Territorial “breaches have increased recently and such infringements are an obstacle to creating an environment of trust”, he said. “If Turkey continues violating our sovereign rights, then sanctions, measures that are on the table, will be put back on the agenda.”
His assertions visibly angered Ankara’s foreign minister Mevlut Cavusoglu, who accused Dendias of going off-script from a “positive” message they had agreed upon during the closed-door talks and making “extremely unacceptable accusations” to appeal to Greek public opinion once he was in front of the cameras.
“We do not agree on these issues, and despite the consensus we reached on these issues during our meeting, if you come out here and blame Turkey, I will respond,” Cavusoglu said. Turkey was not violating Greek sovereignty but merely defending its own rights in the eastern Mediterranean and those of Turkish Cypriots, he said.
Dendias countered: “I would be surprised if you were expecting me to be here in Ankara and not express these concerns, as if nothing had happened in the Aegean or eastern Mediterranean.”
Turkey has said it wants to “turn a new page” with the EU but its recent diplomatic approaches have been overshadowed by embarrassing gaffes.
Last week, Ursula von der Leyen, president of the European Commission, was not given a chair next to President Recep Tayyip Erdogan during her visit to Ankara.

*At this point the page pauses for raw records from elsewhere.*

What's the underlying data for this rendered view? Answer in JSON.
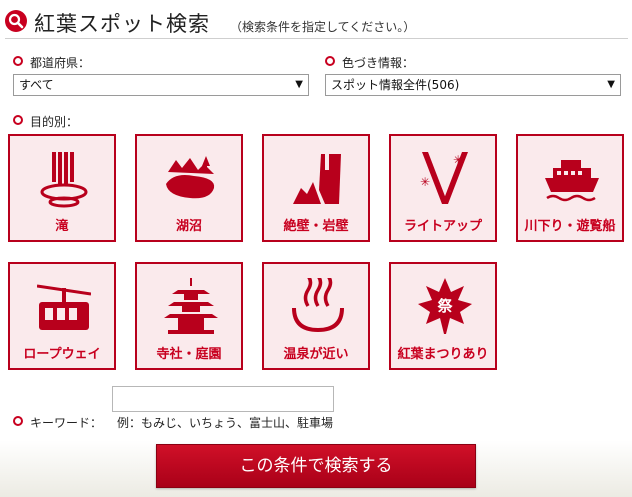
{
  "header": {
    "title": "紅葉スポット検索",
    "note": "（検索条件を指定してください。）",
    "icon": "search-icon"
  },
  "prefecture": {
    "label": "都道府県：",
    "selected": "すべて"
  },
  "color_info": {
    "label": "色づき情報：",
    "selected": "スポット情報全件(506)"
  },
  "purpose": {
    "label": "目的別：",
    "tiles": [
      {
        "label": "滝",
        "icon": "waterfall-icon"
      },
      {
        "label": "湖沼",
        "icon": "lake-icon"
      },
      {
        "label": "絶壁・岩壁",
        "icon": "cliff-icon"
      },
      {
        "label": "ライトアップ",
        "icon": "lightup-icon"
      },
      {
        "label": "川下り・遊覧船",
        "icon": "boat-icon"
      },
      {
        "label": "ロープウェイ",
        "icon": "ropeway-icon"
      },
      {
        "label": "寺社・庭園",
        "icon": "pagoda-icon"
      },
      {
        "label": "温泉が近い",
        "icon": "hot-spring-icon"
      },
      {
        "label": "紅葉まつりあり",
        "icon": "maple-festival-icon"
      }
    ],
    "festival_char": "祭"
  },
  "keyword": {
    "label": "キーワード：",
    "value": "",
    "example": "例：もみじ、いちょう、富士山、駐車場"
  },
  "search_button": "この条件で検索する",
  "colors": {
    "accent": "#c8001f",
    "tile_bg": "#faeaec"
  }
}
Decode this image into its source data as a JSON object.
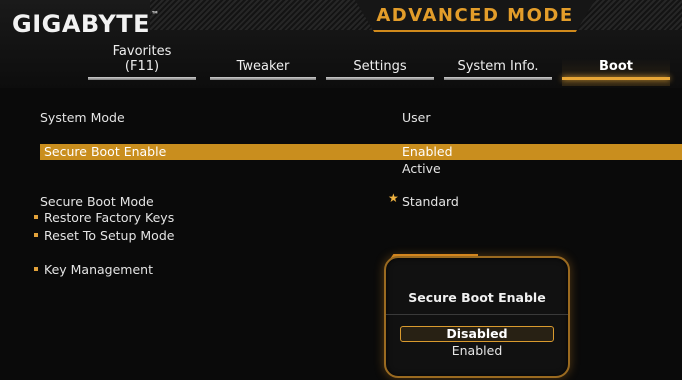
{
  "brand": {
    "logo": "GIGABYTE",
    "tm": "™"
  },
  "mode_title": "ADVANCED MODE",
  "tabs": [
    {
      "label": "Favorites\n(F11)",
      "active": false
    },
    {
      "label": "Tweaker",
      "active": false
    },
    {
      "label": "Settings",
      "active": false
    },
    {
      "label": "System Info.",
      "active": false
    },
    {
      "label": "Boot",
      "active": true
    }
  ],
  "settings": {
    "system_mode": {
      "label": "System Mode",
      "value": "User"
    },
    "secure_boot_enable": {
      "label": "Secure Boot Enable",
      "value": "Enabled",
      "status": "Active"
    },
    "secure_boot_mode": {
      "label": "Secure Boot Mode",
      "value": "Standard"
    },
    "restore_factory_keys": {
      "label": "Restore Factory Keys"
    },
    "reset_to_setup_mode": {
      "label": "Reset To Setup Mode"
    },
    "key_management": {
      "label": "Key Management"
    }
  },
  "popup": {
    "title": "Secure Boot Enable",
    "options": [
      "Disabled",
      "Enabled"
    ],
    "selected": "Disabled"
  },
  "colors": {
    "accent": "#c98e1e",
    "mode_title": "#e39d2a",
    "background": "#0a0a0a"
  },
  "icons": {
    "star": "star-icon",
    "bullet": "bullet-icon"
  }
}
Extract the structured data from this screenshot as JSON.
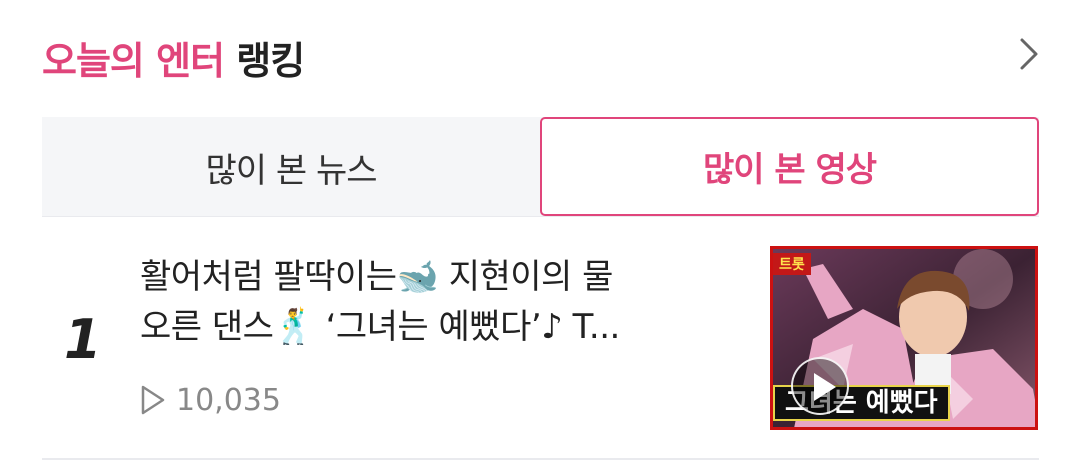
{
  "header": {
    "title_accent": "오늘의 엔터",
    "title_rest": "랭킹",
    "more_icon": "chevron-right-icon"
  },
  "tabs": [
    {
      "label": "많이 본 뉴스",
      "active": false
    },
    {
      "label": "많이 본 영상",
      "active": true
    }
  ],
  "ranking": {
    "items": [
      {
        "rank": "1",
        "title_line1": "활어처럼 팔딱이는🐋 지현이의 물",
        "title_line2": "오른 댄스🕺 ‘그녀는 예뻤다’♪ T...",
        "views": "10,035",
        "views_icon": "play-outline-icon",
        "thumbnail": {
          "tag": "트롯",
          "caption": "그녀는 예뻤다",
          "play_icon": "play-icon"
        }
      }
    ]
  },
  "colors": {
    "accent": "#e0457b",
    "tab_bg": "#f5f6f8",
    "thumb_border": "#cc1111"
  }
}
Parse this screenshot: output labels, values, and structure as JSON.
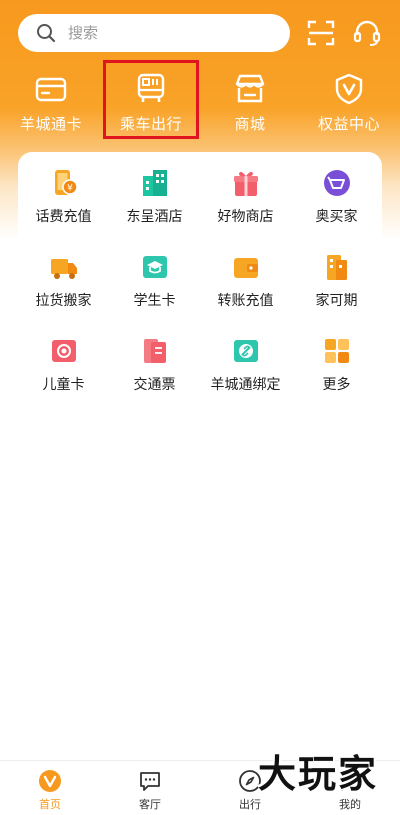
{
  "search": {
    "placeholder": "搜索"
  },
  "quick_actions": [
    {
      "label": "羊城通卡",
      "icon": "card-icon"
    },
    {
      "label": "乘车出行",
      "icon": "bus-icon"
    },
    {
      "label": "商城",
      "icon": "store-icon"
    },
    {
      "label": "权益中心",
      "icon": "shield-v-icon"
    }
  ],
  "highlighted_action": "乘车出行",
  "grid": [
    {
      "label": "话费充值",
      "icon": "phone-recharge-icon"
    },
    {
      "label": "东呈酒店",
      "icon": "hotel-icon"
    },
    {
      "label": "好物商店",
      "icon": "gift-icon"
    },
    {
      "label": "奥买家",
      "icon": "shopping-icon"
    },
    {
      "label": "拉货搬家",
      "icon": "truck-icon"
    },
    {
      "label": "学生卡",
      "icon": "student-card-icon"
    },
    {
      "label": "转账充值",
      "icon": "wallet-icon"
    },
    {
      "label": "家可期",
      "icon": "home-icon"
    },
    {
      "label": "儿童卡",
      "icon": "child-card-icon"
    },
    {
      "label": "交通票",
      "icon": "ticket-icon"
    },
    {
      "label": "羊城通绑定",
      "icon": "link-icon"
    },
    {
      "label": "更多",
      "icon": "more-icon"
    }
  ],
  "nav": [
    {
      "label": "首页",
      "icon": "home-v-icon",
      "active": true
    },
    {
      "label": "客厅",
      "icon": "chat-icon",
      "active": false
    },
    {
      "label": "出行",
      "icon": "compass-icon",
      "active": false
    },
    {
      "label": "我的",
      "icon": "profile-icon",
      "active": false
    }
  ],
  "watermark": "大玩家",
  "colors": {
    "brand_orange": "#f7991e",
    "highlight_red": "#e0141e",
    "text_dark": "#222222"
  }
}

Charles Michel, the European Council president, took the seat next to Erdogan, and the protocol breach led to charges of sexism against the two men.
Nato allies Greece and Turkey are at odds over maritime borders in the Aegean and Mediterranean and over Cyprus, which has been split along ethnic lines since Turkey invaded in 1974 in response to a shortlived Greek-Cypriot coup.
Cavusoglu and Dendias are due to meet again later this month when UN-brokered talks on Cyprus convene in Geneva.
Cavusoglu rejected Dendias’ suggestion that Ankara had exploited the millions of Syrian refugees in Turkey as leverage against Greece and the EU. “In four years, you have forced back 80,000 people and threw those who would not return into the sea,” he said to Dendias.
Dendias, who also met Erdogan, called on Turkey to uphold religious freedom for its dwindling population of 3,000 or so ethnic Greeks. He said Athens expected Turkey to turn two ancient Greek Orthodox landmarks back into museums. Erdogan last year converted the sixth-century Hagia Sophia and the 1,000-year-old Chora Church into mosques, defying objections from Greece, the US and Unesco.
Dendias had been in “full consultation” with Kyriakos Mitsotakis, the Greek prime minister, an official in Mitsotakis’ office said on condition of anonymity. “The foreign minister had an explicit order: if provoked, to respond accordingly,” he said.